* [WHAT YOU WILL DO]: Each line of the material below is to be written out exactly. Leave out any picture.

* [ENTRIES SHOWN]:
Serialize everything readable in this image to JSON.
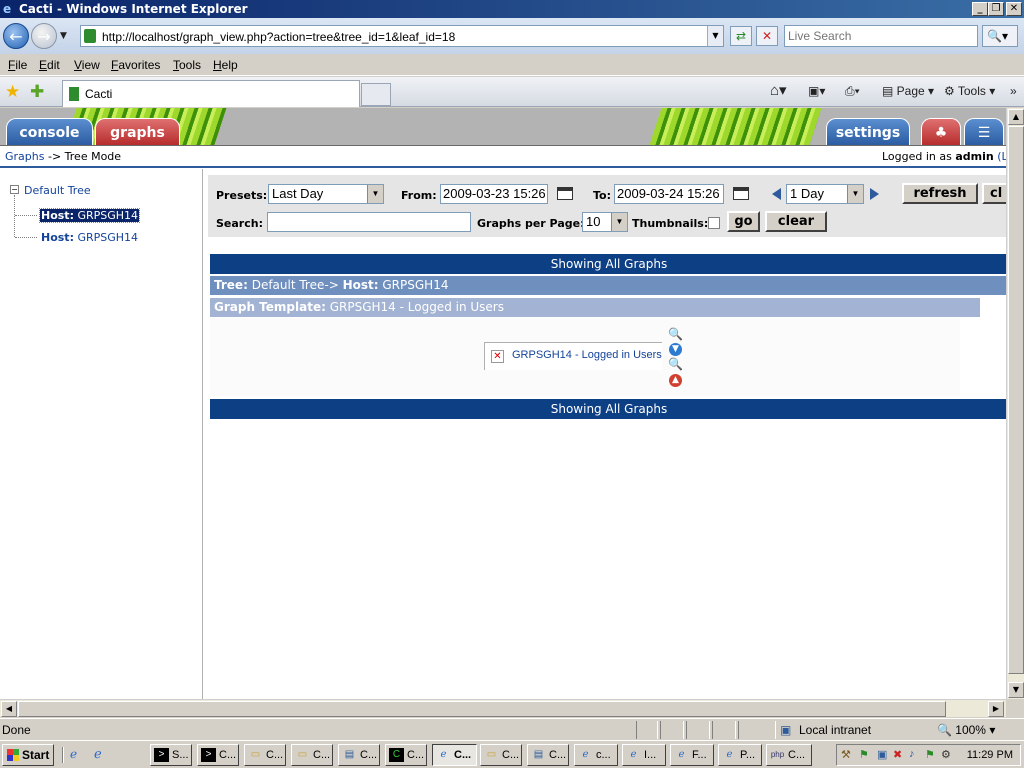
{
  "window": {
    "title": "Cacti - Windows Internet Explorer"
  },
  "browser": {
    "url": "http://localhost/graph_view.php?action=tree&tree_id=1&leaf_id=18",
    "search_placeholder": "Live Search",
    "menu": [
      "File",
      "Edit",
      "View",
      "Favorites",
      "Tools",
      "Help"
    ],
    "tab_title": "Cacti",
    "commands": {
      "page": "Page",
      "tools": "Tools"
    }
  },
  "cacti": {
    "tabs": {
      "console": "console",
      "graphs": "graphs",
      "settings": "settings"
    },
    "breadcrumb": {
      "root": "Graphs",
      "sep": "->",
      "current": "Tree Mode"
    },
    "login": {
      "prefix": "Logged in as",
      "user": "admin",
      "suffix": "(L"
    },
    "tree": {
      "root": "Default Tree",
      "nodes": [
        {
          "prefix": "Host:",
          "name": "GRPSGH14",
          "selected": true
        },
        {
          "prefix": "Host:",
          "name": "GRPSGH14",
          "selected": false
        }
      ]
    },
    "filter": {
      "presets_label": "Presets:",
      "presets_value": "Last Day",
      "from_label": "From:",
      "from_value": "2009-03-23 15:26",
      "to_label": "To:",
      "to_value": "2009-03-24 15:26",
      "timespan_value": "1 Day",
      "refresh_label": "refresh",
      "clear_label_cut": "cl",
      "search_label": "Search:",
      "search_value": "",
      "per_page_label": "Graphs per Page:",
      "per_page_value": "10",
      "thumbnails_label": "Thumbnails:",
      "thumbnails_checked": false,
      "go_label": "go",
      "clear_label": "clear"
    },
    "listing": {
      "showing_all": "Showing All Graphs",
      "tree_label": "Tree:",
      "tree_value": "Default Tree->",
      "host_label": "Host:",
      "host_value": "GRPSGH14",
      "template_label": "Graph Template:",
      "template_value": "GRPSGH14 - Logged in Users",
      "graph_alt": "GRPSGH14 - Logged in Users"
    }
  },
  "status": {
    "text": "Done",
    "zone": "Local intranet",
    "zoom": "100%"
  },
  "taskbar": {
    "start": "Start",
    "buttons": [
      "S...",
      "C...",
      "C...",
      "C...",
      "C...",
      "C...",
      "C...",
      "C...",
      "C...",
      "c...",
      "I...",
      "F...",
      "P...",
      "C..."
    ],
    "clock": "11:29 PM"
  }
}
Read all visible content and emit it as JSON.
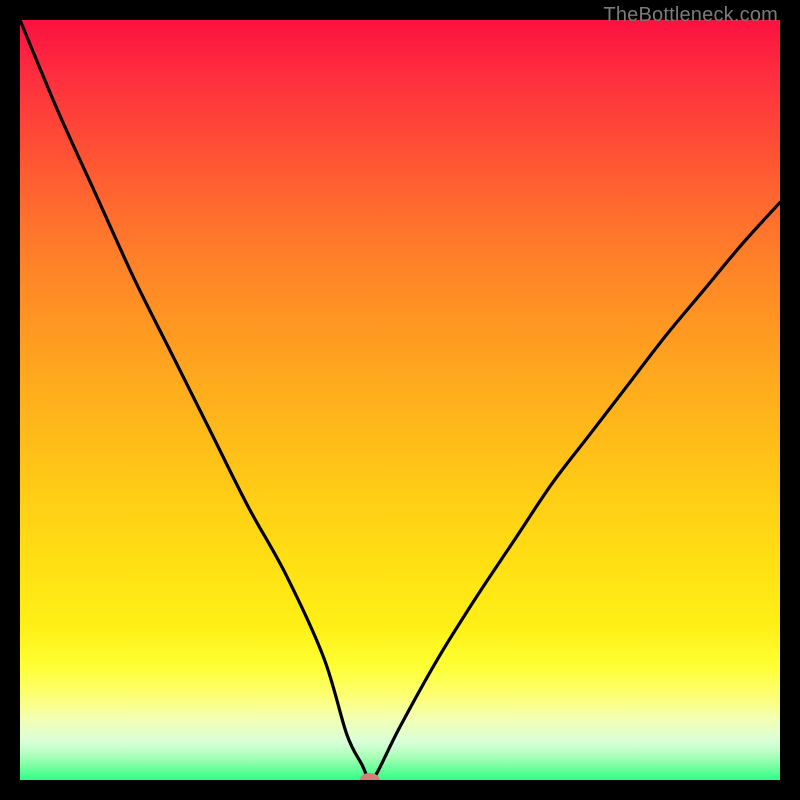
{
  "watermark": "TheBottleneck.com",
  "chart_data": {
    "type": "line",
    "title": "",
    "xlabel": "",
    "ylabel": "",
    "xlim": [
      0,
      100
    ],
    "ylim": [
      0,
      100
    ],
    "grid": false,
    "series": [
      {
        "name": "bottleneck-curve",
        "x": [
          0,
          5,
          10,
          15,
          20,
          25,
          30,
          35,
          40,
          43,
          45,
          46,
          47,
          50,
          55,
          60,
          65,
          70,
          75,
          80,
          85,
          90,
          95,
          100
        ],
        "values": [
          100,
          88,
          77,
          66,
          56,
          46,
          36,
          27,
          16,
          6,
          2,
          0,
          1,
          7,
          16,
          24,
          31.5,
          39,
          45.5,
          52,
          58.5,
          64.5,
          70.5,
          76
        ]
      }
    ],
    "markers": [
      {
        "name": "minimum-marker",
        "x": 46,
        "y": 0,
        "color": "#d48079"
      }
    ],
    "background": {
      "type": "vertical-gradient",
      "stops": [
        {
          "pos": 0.0,
          "color": "#fc113f"
        },
        {
          "pos": 0.5,
          "color": "#ffb81a"
        },
        {
          "pos": 0.85,
          "color": "#ffff34"
        },
        {
          "pos": 1.0,
          "color": "#2fff88"
        }
      ]
    }
  }
}
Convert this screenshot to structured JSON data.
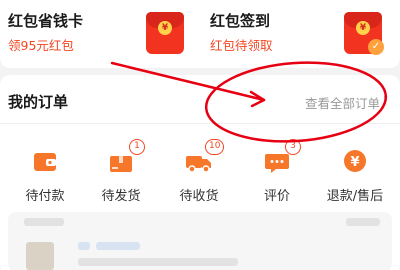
{
  "promo": {
    "left": {
      "title": "红包省钱卡",
      "subtitle": "领95元红包"
    },
    "right": {
      "title": "红包签到",
      "subtitle": "红包待领取"
    },
    "coin_symbol": "¥"
  },
  "orders": {
    "title": "我的订单",
    "view_all": "查看全部订单",
    "chevron": "›",
    "items": [
      {
        "label": "待付款",
        "icon": "wallet-icon",
        "badge": ""
      },
      {
        "label": "待发货",
        "icon": "package-icon",
        "badge": "1"
      },
      {
        "label": "待收货",
        "icon": "truck-icon",
        "badge": "10"
      },
      {
        "label": "评价",
        "icon": "comment-icon",
        "badge": "3"
      },
      {
        "label": "退款/售后",
        "icon": "refund-icon",
        "badge": ""
      }
    ]
  },
  "colors": {
    "accent": "#f24724",
    "icon_orange": "#f7772a",
    "annotation_red": "#e60012"
  }
}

* [ANSWER SPACE]:
Serialize everything readable in this image to JSON.
{
  "window": {
    "title": "Cacti - Windows Internet Explorer"
  },
  "browser": {
    "url": "http://localhost/graph_view.php?action=tree&tree_id=1&leaf_id=18",
    "search_placeholder": "Live Search",
    "menu": [
      "File",
      "Edit",
      "View",
      "Favorites",
      "Tools",
      "Help"
    ],
    "tab_title": "Cacti",
    "commands": {
      "page": "Page",
      "tools": "Tools"
    }
  },
  "cacti": {
    "tabs": {
      "console": "console",
      "graphs": "graphs",
      "settings": "settings"
    },
    "breadcrumb": {
      "root": "Graphs",
      "sep": "->",
      "current": "Tree Mode"
    },
    "login": {
      "prefix": "Logged in as",
      "user": "admin",
      "suffix": "(L"
    },
    "tree": {
      "root": "Default Tree",
      "nodes": [
        {
          "prefix": "Host:",
          "name": "GRPSGH14",
          "selected": true
        },
        {
          "prefix": "Host:",
          "name": "GRPSGH14",
          "selected": false
        }
      ]
    },
    "filter": {
      "presets_label": "Presets:",
      "presets_value": "Last Day",
      "from_label": "From:",
      "from_value": "2009-03-23 15:26",
      "to_label": "To:",
      "to_value": "2009-03-24 15:26",
      "timespan_value": "1 Day",
      "refresh_label": "refresh",
      "clear_label_cut": "cl",
      "search_label": "Search:",
      "search_value": "",
      "per_page_label": "Graphs per Page:",
      "per_page_value": "10",
      "thumbnails_label": "Thumbnails:",
      "thumbnails_checked": false,
      "go_label": "go",
      "clear_label": "clear"
    },
    "listing": {
      "showing_all": "Showing All Graphs",
      "tree_label": "Tree:",
      "tree_value": "Default Tree->",
      "host_label": "Host:",
      "host_value": "GRPSGH14",
      "template_label": "Graph Template:",
      "template_value": "GRPSGH14 - Logged in Users",
      "graph_alt": "GRPSGH14 - Logged in Users"
    }
  },
  "status": {
    "text": "Done",
    "zone": "Local intranet",
    "zoom": "100%"
  },
  "taskbar": {
    "start": "Start",
    "buttons": [
      "S...",
      "C...",
      "C...",
      "C...",
      "C...",
      "C...",
      "C...",
      "C...",
      "C...",
      "c...",
      "I...",
      "F...",
      "P...",
      "C..."
    ],
    "clock": "11:29 PM"
  }
}
Read all visible content and emit it as JSON.
{
  "watermark": "TheBottleneck.com",
  "chart_data": {
    "type": "line",
    "title": "",
    "xlabel": "",
    "ylabel": "",
    "xlim": [
      0,
      100
    ],
    "ylim": [
      0,
      100
    ],
    "grid": false,
    "series": [
      {
        "name": "bottleneck-curve",
        "x": [
          0,
          5,
          10,
          15,
          20,
          25,
          30,
          35,
          40,
          43,
          45,
          46,
          47,
          50,
          55,
          60,
          65,
          70,
          75,
          80,
          85,
          90,
          95,
          100
        ],
        "values": [
          100,
          88,
          77,
          66,
          56,
          46,
          36,
          27,
          16,
          6,
          2,
          0,
          1,
          7,
          16,
          24,
          31.5,
          39,
          45.5,
          52,
          58.5,
          64.5,
          70.5,
          76
        ]
      }
    ],
    "markers": [
      {
        "name": "minimum-marker",
        "x": 46,
        "y": 0,
        "color": "#d48079"
      }
    ],
    "background": {
      "type": "vertical-gradient",
      "stops": [
        {
          "pos": 0.0,
          "color": "#fc113f"
        },
        {
          "pos": 0.5,
          "color": "#ffb81a"
        },
        {
          "pos": 0.85,
          "color": "#ffff34"
        },
        {
          "pos": 1.0,
          "color": "#2fff88"
        }
      ]
    }
  }
}
Convert this screenshot to structured JSON data.
{
  "promo": {
    "left": {
      "title": "红包省钱卡",
      "subtitle": "领95元红包"
    },
    "right": {
      "title": "红包签到",
      "subtitle": "红包待领取"
    },
    "coin_symbol": "¥"
  },
  "orders": {
    "title": "我的订单",
    "view_all": "查看全部订单",
    "chevron": "›",
    "items": [
      {
        "label": "待付款",
        "icon": "wallet-icon",
        "badge": ""
      },
      {
        "label": "待发货",
        "icon": "package-icon",
        "badge": "1"
      },
      {
        "label": "待收货",
        "icon": "truck-icon",
        "badge": "10"
      },
      {
        "label": "评价",
        "icon": "comment-icon",
        "badge": "3"
      },
      {
        "label": "退款/售后",
        "icon": "refund-icon",
        "badge": ""
      }
    ]
  },
  "colors": {
    "accent": "#f24724",
    "icon_orange": "#f7772a",
    "annotation_red": "#e60012"
  }
}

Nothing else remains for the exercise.